* [ASSIGNMENT]: Give every entry below again, exactly as written, and skip the images.
DATA EXCERPTS: Begin
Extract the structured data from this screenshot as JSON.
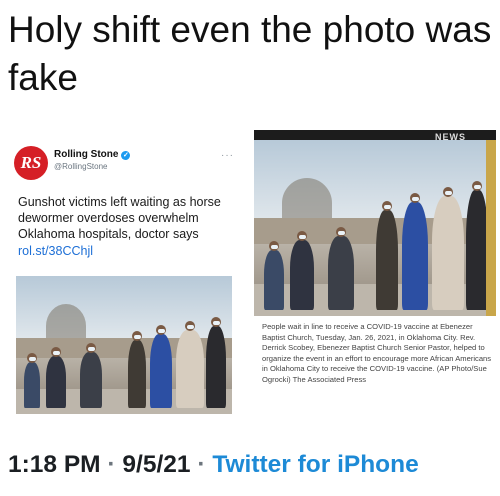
{
  "headline": "Holy shift even the photo was fake",
  "tweet": {
    "logo_text": "RS",
    "name": "Rolling Stone",
    "handle": "@RollingStone",
    "more": "···",
    "text": "Gunshot victims left waiting as horse dewormer overdoses overwhelm Oklahoma hospitals, doctor says",
    "link": "rol.st/38CChjl"
  },
  "ap_photo": {
    "banner_left": "",
    "banner_right": "NEWS",
    "caption": "People wait in line to receive a COVID-19 vaccine at Ebenezer Baptist Church, Tuesday, Jan. 26, 2021, in Oklahoma City. Rev. Derrick Scobey, Ebenezer Baptist Church Senior Pastor, helped to organize the event in an effort to encourage more African Americans in Oklahoma City to receive the COVID-19 vaccine. (AP Photo/Sue Ogrocki) The Associated Press"
  },
  "footer": {
    "time": "1:18 PM",
    "separator": "·",
    "date": "9/5/21",
    "source": "Twitter for iPhone"
  },
  "colors": {
    "link": "#1d6fd6",
    "footer_source": "#1d8ad6",
    "rs_logo": "#d51f26",
    "verified": "#1d9bf0"
  }
}
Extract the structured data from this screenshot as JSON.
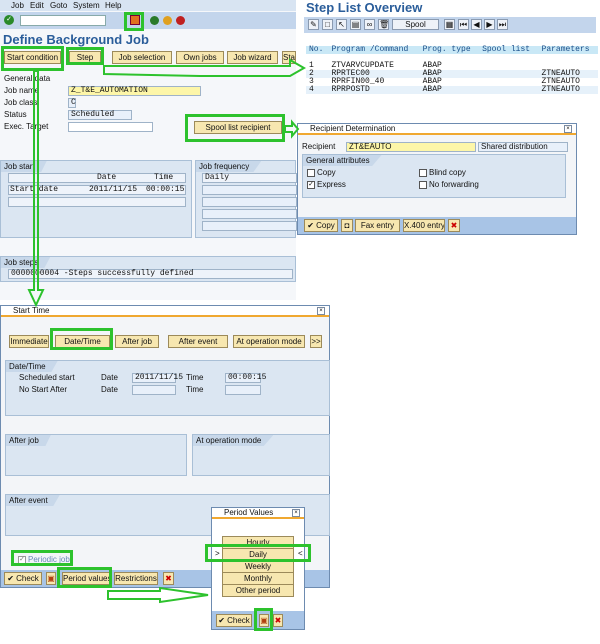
{
  "main": {
    "menu": [
      "Job",
      "Edit",
      "Goto",
      "System",
      "Help"
    ],
    "title": "Define Background Job",
    "buttons": {
      "start_condition": "Start condition",
      "step": "Step",
      "job_selection": "Job selection",
      "own_jobs": "Own jobs",
      "job_wizard": "Job wizard",
      "standard": "Sta"
    },
    "general_data": "General data",
    "job_name_label": "Job name",
    "job_name": "Z_T&E_AUTOMATION",
    "job_class_label": "Job class",
    "job_class": "C",
    "status_label": "Status",
    "status": "Scheduled",
    "exec_target_label": "Exec. Target",
    "exec_target": "",
    "spool_button": "Spool list recipient",
    "job_start": {
      "title": "Job start",
      "col_date": "Date",
      "col_time": "Time",
      "row_label": "Start date",
      "date": "2011/11/15",
      "time": "00:00:15"
    },
    "job_frequency": {
      "title": "Job frequency",
      "value": "Daily"
    },
    "job_steps": {
      "title": "Job steps",
      "value": "0000000004 -Steps successfully defined"
    }
  },
  "step_list": {
    "title": "Step List Overview",
    "spool_label": "Spool",
    "headers": [
      "No.",
      "Program /Command",
      "Prog. type",
      "Spool list",
      "Parameters"
    ],
    "rows": [
      [
        "1",
        "ZTVARVCUPDATE",
        "ABAP",
        "",
        ""
      ],
      [
        "2",
        "RPRTEC00",
        "ABAP",
        "",
        "ZTNEAUTO"
      ],
      [
        "3",
        "RPRFIN00_40",
        "ABAP",
        "",
        "ZTNEAUTO"
      ],
      [
        "4",
        "RPRPOSTD",
        "ABAP",
        "",
        "ZTNEAUTO"
      ]
    ]
  },
  "recipient": {
    "title": "Recipient Determination",
    "recipient_label": "Recipient",
    "recipient_value": "ZT&EAUTO",
    "shared": "Shared distribution",
    "attributes_title": "General attributes",
    "copy": "Copy",
    "blind_copy": "Blind copy",
    "express": "Express",
    "no_forwarding": "No forwarding",
    "express_checked": true,
    "buttons": {
      "copy": "Copy",
      "fax": "Fax entry",
      "x400": "X.400 entry"
    }
  },
  "start_time": {
    "title": "Start Time",
    "buttons": {
      "immediate": "Immediate",
      "datetime": "Date/Time",
      "after_job": "After job",
      "after_event": "After event",
      "op_mode": "At operation mode",
      "more": ">>"
    },
    "datetime_title": "Date/Time",
    "scheduled_start": "Scheduled start",
    "no_start_after": "No Start After",
    "date_label": "Date",
    "time_label": "Time",
    "start_date": "2011/11/15",
    "start_time": "00:00:15",
    "after_job_title": "After job",
    "op_mode_title": "At operation mode",
    "after_event_title": "After event",
    "periodic_job": "Periodic job",
    "periodic_checked": true,
    "footer": {
      "check": "Check",
      "period_values": "Period values",
      "restrictions": "Restrictions"
    }
  },
  "period_values": {
    "title": "Period Values",
    "options": [
      "Hourly",
      "Daily",
      "Weekly",
      "Monthly",
      "Other period"
    ],
    "selected": "Daily",
    "marker_left": ">",
    "marker_right": "<",
    "check": "Check"
  },
  "colors": {
    "highlight": "#2dc22d",
    "button": "#f7e7b0",
    "panel": "#dbe6f2",
    "title_blue": "#2a5d9a"
  }
}
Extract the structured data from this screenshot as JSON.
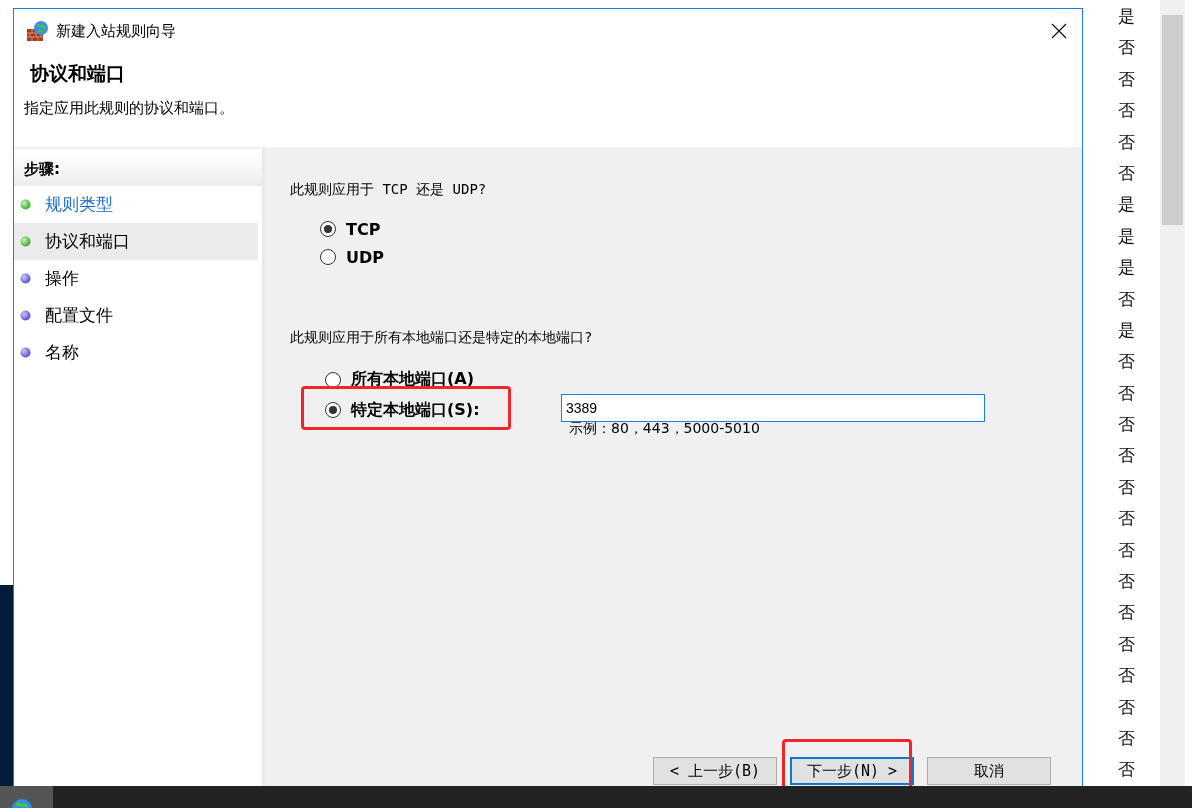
{
  "background_window": {
    "column_values": [
      "是",
      "否",
      "否",
      "否",
      "否",
      "否",
      "是",
      "是",
      "是",
      "否",
      "是",
      "否",
      "否",
      "否",
      "否",
      "否",
      "否",
      "否",
      "否",
      "否",
      "否",
      "否",
      "否",
      "否",
      "否"
    ]
  },
  "dialog": {
    "title": "新建入站规则向导",
    "heading": "协议和端口",
    "subheading": "指定应用此规则的协议和端口。",
    "steps_title": "步骤:",
    "steps": [
      {
        "label": "规则类型",
        "done": true,
        "selected": false
      },
      {
        "label": "协议和端口",
        "done": true,
        "selected": true
      },
      {
        "label": "操作",
        "done": false,
        "selected": false
      },
      {
        "label": "配置文件",
        "done": false,
        "selected": false
      },
      {
        "label": "名称",
        "done": false,
        "selected": false
      }
    ],
    "protocol_question": "此规则应用于 TCP 还是 UDP?",
    "protocol_options": [
      {
        "label": "TCP",
        "selected": true
      },
      {
        "label": "UDP",
        "selected": false
      }
    ],
    "port_question": "此规则应用于所有本地端口还是特定的本地端口?",
    "port_options": [
      {
        "label": "所有本地端口(A)",
        "selected": false,
        "highlighted": false
      },
      {
        "label": "特定本地端口(S):",
        "selected": true,
        "highlighted": true
      }
    ],
    "port_field": {
      "value": "3389"
    },
    "port_example": "示例：80，443，5000-5010",
    "buttons": [
      {
        "label": "< 上一步(B)",
        "focused": false,
        "highlighted": false
      },
      {
        "label": "下一步(N) >",
        "focused": true,
        "highlighted": true
      },
      {
        "label": "取消",
        "focused": false,
        "highlighted": false
      }
    ]
  }
}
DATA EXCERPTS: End
* [SOLUTION TO THIS EXERCISE]:
Extract the structured data from this screenshot as JSON.
{
  "headline": "Holy shift even the photo was fake",
  "tweet": {
    "logo_text": "RS",
    "name": "Rolling Stone",
    "handle": "@RollingStone",
    "more": "···",
    "text": "Gunshot victims left waiting as horse dewormer overdoses overwhelm Oklahoma hospitals, doctor says",
    "link": "rol.st/38CChjl"
  },
  "ap_photo": {
    "banner_left": "",
    "banner_right": "NEWS",
    "caption": "People wait in line to receive a COVID-19 vaccine at Ebenezer Baptist Church, Tuesday, Jan. 26, 2021, in Oklahoma City. Rev. Derrick Scobey, Ebenezer Baptist Church Senior Pastor, helped to organize the event in an effort to encourage more African Americans in Oklahoma City to receive the COVID-19 vaccine. (AP Photo/Sue Ogrocki) The Associated Press"
  },
  "footer": {
    "time": "1:18 PM",
    "separator": "·",
    "date": "9/5/21",
    "source": "Twitter for iPhone"
  },
  "colors": {
    "link": "#1d6fd6",
    "footer_source": "#1d8ad6",
    "rs_logo": "#d51f26",
    "verified": "#1d9bf0"
  }
}
Extract the structured data from this screenshot as JSON.
{
  "main": {
    "menu": [
      "Job",
      "Edit",
      "Goto",
      "System",
      "Help"
    ],
    "title": "Define Background Job",
    "buttons": {
      "start_condition": "Start condition",
      "step": "Step",
      "job_selection": "Job selection",
      "own_jobs": "Own jobs",
      "job_wizard": "Job wizard",
      "standard": "Sta"
    },
    "general_data": "General data",
    "job_name_label": "Job name",
    "job_name": "Z_T&E_AUTOMATION",
    "job_class_label": "Job class",
    "job_class": "C",
    "status_label": "Status",
    "status": "Scheduled",
    "exec_target_label": "Exec. Target",
    "exec_target": "",
    "spool_button": "Spool list recipient",
    "job_start": {
      "title": "Job start",
      "col_date": "Date",
      "col_time": "Time",
      "row_label": "Start date",
      "date": "2011/11/15",
      "time": "00:00:15"
    },
    "job_frequency": {
      "title": "Job frequency",
      "value": "Daily"
    },
    "job_steps": {
      "title": "Job steps",
      "value": "0000000004 -Steps successfully defined"
    }
  },
  "step_list": {
    "title": "Step List Overview",
    "spool_label": "Spool",
    "headers": [
      "No.",
      "Program /Command",
      "Prog. type",
      "Spool list",
      "Parameters"
    ],
    "rows": [
      [
        "1",
        "ZTVARVCUPDATE",
        "ABAP",
        "",
        ""
      ],
      [
        "2",
        "RPRTEC00",
        "ABAP",
        "",
        "ZTNEAUTO"
      ],
      [
        "3",
        "RPRFIN00_40",
        "ABAP",
        "",
        "ZTNEAUTO"
      ],
      [
        "4",
        "RPRPOSTD",
        "ABAP",
        "",
        "ZTNEAUTO"
      ]
    ]
  },
  "recipient": {
    "title": "Recipient Determination",
    "recipient_label": "Recipient",
    "recipient_value": "ZT&EAUTO",
    "shared": "Shared distribution",
    "attributes_title": "General attributes",
    "copy": "Copy",
    "blind_copy": "Blind copy",
    "express": "Express",
    "no_forwarding": "No forwarding",
    "express_checked": true,
    "buttons": {
      "copy": "Copy",
      "fax": "Fax entry",
      "x400": "X.400 entry"
    }
  },
  "start_time": {
    "title": "Start Time",
    "buttons": {
      "immediate": "Immediate",
      "datetime": "Date/Time",
      "after_job": "After job",
      "after_event": "After event",
      "op_mode": "At operation mode",
      "more": ">>"
    },
    "datetime_title": "Date/Time",
    "scheduled_start": "Scheduled start",
    "no_start_after": "No Start After",
    "date_label": "Date",
    "time_label": "Time",
    "start_date": "2011/11/15",
    "start_time": "00:00:15",
    "after_job_title": "After job",
    "op_mode_title": "At operation mode",
    "after_event_title": "After event",
    "periodic_job": "Periodic job",
    "periodic_checked": true,
    "footer": {
      "check": "Check",
      "period_values": "Period values",
      "restrictions": "Restrictions"
    }
  },
  "period_values": {
    "title": "Period Values",
    "options": [
      "Hourly",
      "Daily",
      "Weekly",
      "Monthly",
      "Other period"
    ],
    "selected": "Daily",
    "marker_left": ">",
    "marker_right": "<",
    "check": "Check"
  },
  "colors": {
    "highlight": "#2dc22d",
    "button": "#f7e7b0",
    "panel": "#dbe6f2",
    "title_blue": "#2a5d9a"
  }
}
Extract the structured data from this screenshot as JSON.
{
  "background_window": {
    "column_values": [
      "是",
      "否",
      "否",
      "否",
      "否",
      "否",
      "是",
      "是",
      "是",
      "否",
      "是",
      "否",
      "否",
      "否",
      "否",
      "否",
      "否",
      "否",
      "否",
      "否",
      "否",
      "否",
      "否",
      "否",
      "否"
    ]
  },
  "dialog": {
    "title": "新建入站规则向导",
    "heading": "协议和端口",
    "subheading": "指定应用此规则的协议和端口。",
    "steps_title": "步骤:",
    "steps": [
      {
        "label": "规则类型",
        "done": true,
        "selected": false
      },
      {
        "label": "协议和端口",
        "done": true,
        "selected": true
      },
      {
        "label": "操作",
        "done": false,
        "selected": false
      },
      {
        "label": "配置文件",
        "done": false,
        "selected": false
      },
      {
        "label": "名称",
        "done": false,
        "selected": false
      }
    ],
    "protocol_question": "此规则应用于 TCP 还是 UDP?",
    "protocol_options": [
      {
        "label": "TCP",
        "selected": true
      },
      {
        "label": "UDP",
        "selected": false
      }
    ],
    "port_question": "此规则应用于所有本地端口还是特定的本地端口?",
    "port_options": [
      {
        "label": "所有本地端口(A)",
        "selected": false,
        "highlighted": false
      },
      {
        "label": "特定本地端口(S):",
        "selected": true,
        "highlighted": true
      }
    ],
    "port_field": {
      "value": "3389"
    },
    "port_example": "示例：80，443，5000-5010",
    "buttons": [
      {
        "label": "< 上一步(B)",
        "focused": false,
        "highlighted": false
      },
      {
        "label": "下一步(N) >",
        "focused": true,
        "highlighted": true
      },
      {
        "label": "取消",
        "focused": false,
        "highlighted": false
      }
    ]
  }
}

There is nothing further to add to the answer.